Count how many lines of the material hold "AMERICA". Respond with that number alone.

_ _ _

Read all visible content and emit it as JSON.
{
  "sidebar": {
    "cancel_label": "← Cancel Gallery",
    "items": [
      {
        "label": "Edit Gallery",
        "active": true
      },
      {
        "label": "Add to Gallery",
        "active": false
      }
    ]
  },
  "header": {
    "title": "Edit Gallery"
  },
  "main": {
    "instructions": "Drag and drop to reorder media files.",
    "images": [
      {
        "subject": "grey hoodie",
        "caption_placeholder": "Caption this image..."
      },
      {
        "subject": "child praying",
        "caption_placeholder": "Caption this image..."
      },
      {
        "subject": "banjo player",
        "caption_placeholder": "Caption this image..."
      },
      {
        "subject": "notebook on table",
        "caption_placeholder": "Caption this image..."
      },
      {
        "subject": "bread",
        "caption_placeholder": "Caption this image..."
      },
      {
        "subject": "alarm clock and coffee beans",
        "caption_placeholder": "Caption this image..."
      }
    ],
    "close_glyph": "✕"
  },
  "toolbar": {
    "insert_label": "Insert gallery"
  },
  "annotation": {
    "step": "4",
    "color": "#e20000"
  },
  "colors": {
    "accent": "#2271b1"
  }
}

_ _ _

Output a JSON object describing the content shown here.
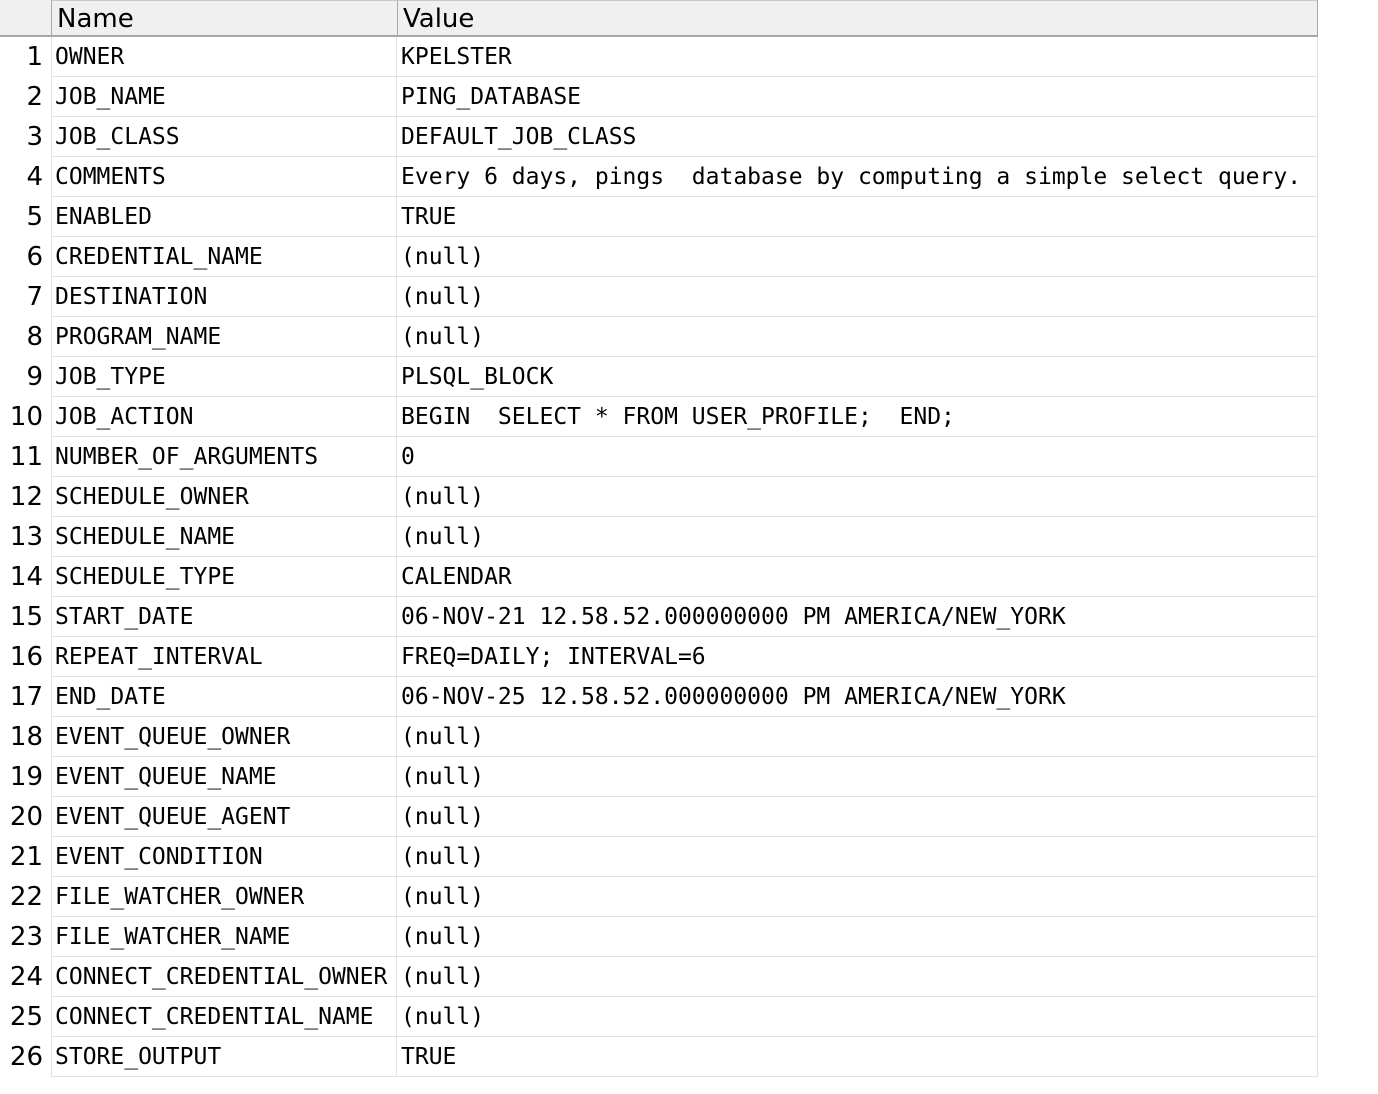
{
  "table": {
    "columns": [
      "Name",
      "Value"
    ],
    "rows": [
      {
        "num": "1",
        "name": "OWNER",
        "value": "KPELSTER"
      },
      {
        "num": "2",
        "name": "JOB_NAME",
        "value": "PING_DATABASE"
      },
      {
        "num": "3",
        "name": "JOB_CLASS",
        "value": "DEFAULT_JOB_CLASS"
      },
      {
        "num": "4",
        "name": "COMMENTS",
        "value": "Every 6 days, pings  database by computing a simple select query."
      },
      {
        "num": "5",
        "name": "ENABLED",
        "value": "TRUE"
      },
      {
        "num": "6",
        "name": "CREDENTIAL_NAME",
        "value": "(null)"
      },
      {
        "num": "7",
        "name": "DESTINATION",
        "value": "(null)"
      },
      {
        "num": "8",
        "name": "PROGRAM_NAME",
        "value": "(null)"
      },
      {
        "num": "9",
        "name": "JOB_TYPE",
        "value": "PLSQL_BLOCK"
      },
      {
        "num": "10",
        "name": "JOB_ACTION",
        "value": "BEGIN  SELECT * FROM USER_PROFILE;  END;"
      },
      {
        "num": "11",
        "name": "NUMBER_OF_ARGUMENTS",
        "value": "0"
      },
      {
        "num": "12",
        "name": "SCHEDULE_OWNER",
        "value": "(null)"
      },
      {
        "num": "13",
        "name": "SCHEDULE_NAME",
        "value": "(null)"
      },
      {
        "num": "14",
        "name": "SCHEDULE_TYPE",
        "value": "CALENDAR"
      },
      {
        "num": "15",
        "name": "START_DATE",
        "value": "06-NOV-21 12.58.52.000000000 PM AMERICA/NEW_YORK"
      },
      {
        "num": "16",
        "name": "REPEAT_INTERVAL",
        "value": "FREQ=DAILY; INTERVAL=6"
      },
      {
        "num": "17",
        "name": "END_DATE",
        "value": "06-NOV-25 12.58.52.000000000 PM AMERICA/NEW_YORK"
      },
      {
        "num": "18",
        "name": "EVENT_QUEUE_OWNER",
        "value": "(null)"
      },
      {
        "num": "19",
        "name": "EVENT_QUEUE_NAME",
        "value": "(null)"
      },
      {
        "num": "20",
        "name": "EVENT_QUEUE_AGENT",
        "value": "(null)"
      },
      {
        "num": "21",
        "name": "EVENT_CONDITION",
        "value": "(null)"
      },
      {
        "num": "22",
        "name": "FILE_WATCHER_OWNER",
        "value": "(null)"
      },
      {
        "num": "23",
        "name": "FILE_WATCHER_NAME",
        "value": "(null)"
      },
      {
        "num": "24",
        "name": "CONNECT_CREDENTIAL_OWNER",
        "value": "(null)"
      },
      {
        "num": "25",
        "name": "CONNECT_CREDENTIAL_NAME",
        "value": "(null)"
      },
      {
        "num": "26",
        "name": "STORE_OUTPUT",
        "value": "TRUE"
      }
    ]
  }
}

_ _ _

→ **Written reply**: 2